### SUPPLIED RECORDS

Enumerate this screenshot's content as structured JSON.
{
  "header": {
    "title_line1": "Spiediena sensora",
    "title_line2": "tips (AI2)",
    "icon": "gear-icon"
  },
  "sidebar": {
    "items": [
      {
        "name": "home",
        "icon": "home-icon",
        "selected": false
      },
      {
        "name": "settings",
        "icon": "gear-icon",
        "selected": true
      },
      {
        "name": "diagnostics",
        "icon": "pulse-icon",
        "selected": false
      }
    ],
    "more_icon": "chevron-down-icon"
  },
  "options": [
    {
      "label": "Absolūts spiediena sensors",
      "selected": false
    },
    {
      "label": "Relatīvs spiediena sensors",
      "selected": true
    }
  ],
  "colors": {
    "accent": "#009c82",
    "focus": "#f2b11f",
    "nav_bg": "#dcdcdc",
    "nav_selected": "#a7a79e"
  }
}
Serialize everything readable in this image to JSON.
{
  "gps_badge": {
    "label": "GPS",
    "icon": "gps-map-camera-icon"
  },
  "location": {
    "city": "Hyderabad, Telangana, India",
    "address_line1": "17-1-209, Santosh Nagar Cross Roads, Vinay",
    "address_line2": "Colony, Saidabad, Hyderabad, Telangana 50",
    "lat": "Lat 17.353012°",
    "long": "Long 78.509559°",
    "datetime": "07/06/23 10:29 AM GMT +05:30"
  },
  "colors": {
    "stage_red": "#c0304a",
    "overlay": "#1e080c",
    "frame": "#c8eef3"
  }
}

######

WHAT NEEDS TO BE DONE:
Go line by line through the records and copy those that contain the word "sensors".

FINISHED EXERCISE:
      "label": "Absolūts spiediena sensors",
      "label": "Relatīvs spiediena sensors",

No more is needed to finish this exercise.